“I don’t want to brag.”
It’s a common lament. We all want to be appreciated for our hard work, but many of us are reluctant to tout our accomplishments. Especially women. I’ve been guilty of this myself.
It’s a quagmire because your ability to show off your best work and be recognized for it is crucial for hiring, promotions and your overall reputation.
So here are four tips to get over the weirdness and discomfort of self-promotion:
1. Lead with impact and follow with your actions.
The braggarts who annoy you are likely those who talk endlessly about themselves. Don’t let their obnoxious self-promotion make you think that’s the only way to get recognition.
Instead, highlight your accomplishments in the context of the difference they make to someone else or the organization. This amplifies your impact without making it all about you. It’s also less awkward for you to say “Here’s the result” instead of “Look at me, look at me.”
For example, if you came up with a great marketing idea, lead with “This enables us to get more leads, connect deeply with existing customers and grow our brand. I’m proud of this concept because it will continue to generate even more results in the future.” Identifying your impact versus “I worked really hard on this” positions you as more strategic. It helps others see not only how great you are personally, it also helps them see how much value you bring to the table.
2. Lift up others.
The golden rule in a leadership capacity: Give the feedback you’d like to receive. Making a habit of recognizing others for their hard work, especially for things that could easily go unnoticed, helps build a culture of celebration, recognition and camaraderie.

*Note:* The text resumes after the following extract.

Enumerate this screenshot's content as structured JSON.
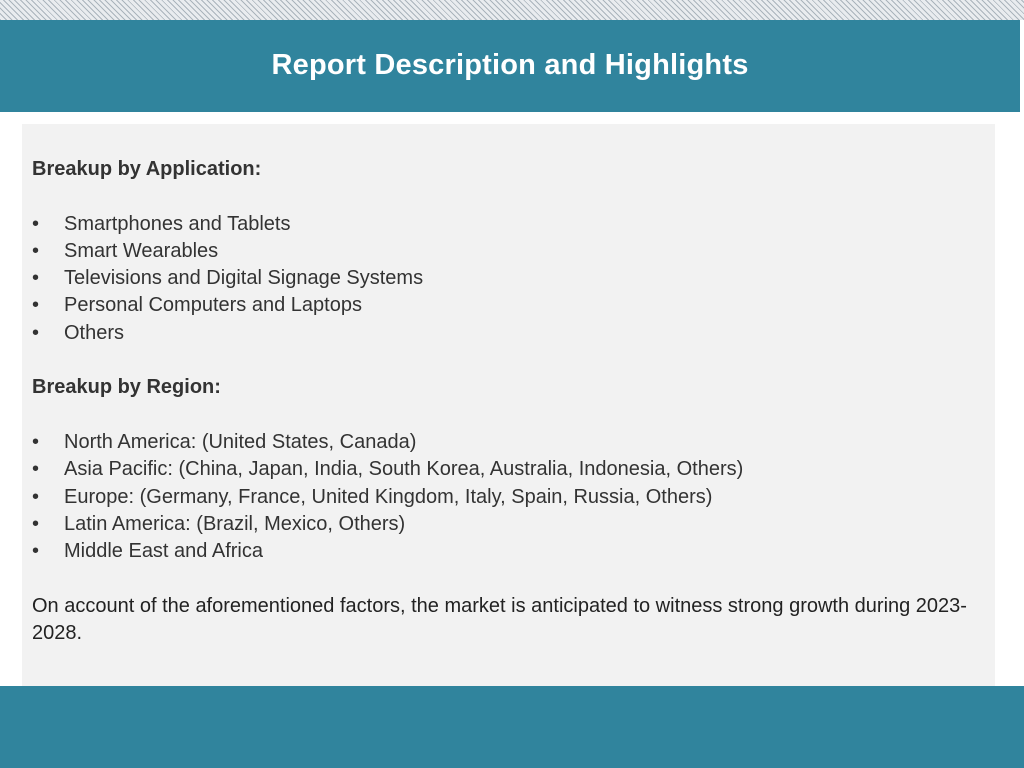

If you’re feeling like you don’t get enough positive feedback, start giving more positive feedback. It will come back to you.
3. Tie actions to larger initiatives.
When you tie your actions to a larger initiative, your achievement isn’t just about you personally, it’s about your contribution to something really important. This enables everyone to see you as a valuable leader in the organization, no matter your role.
For example, if your organization is on a quest to fend off a particular competitor, and you successfully did that with a prospect, say something like, “I know we are all focused on navigating the competitive threat of X. In one of my conversations this week, I addressed it (this way) and found it to be really effective; the deal closed.” That way, your amazingness is of service to everyone, because you’re helping tackle an important shared goal.
4. Make peace with actual bragging.
Find a colleague you’re close with, a friend or even your dog, and unapologetically brag about how awesome you are. No qualifiers or minimizers like “It was no big deal” or “It wasn’t that hard” or “I had a lot of help.” Instead, square your shoulders, look the person (or puppy) square in the eyes and say “I rocked it.”
If you made progress on an important initiative, sold a big deal or made it through a tense meeting without yelling or crying, take credit for it. You deserve to be appreciated. This gives your brain and your body a boost and helps you feel great. In a safe space, you can get comfortable with the idea of appreciating yourself, even if no one else took the time to shout out your achievements.
You work hard, and you deserved to be recognized for it. In the hustle and bustle of daily business, it’s not uncommon to feel like your achievements are falling on deaf ears. This is a recipe for burnout.
Avoid this by bringing your accomplishments to the forefront. Bringing up your accomplishments doesn’t have to be awkward. It’s an opportunity for you to highlight your great work in the context of others and establish yourself as a leader.
– Lisa Earle McLeod is a leadership consultant and the author of several books. For more information, visit McLeodandMore.com.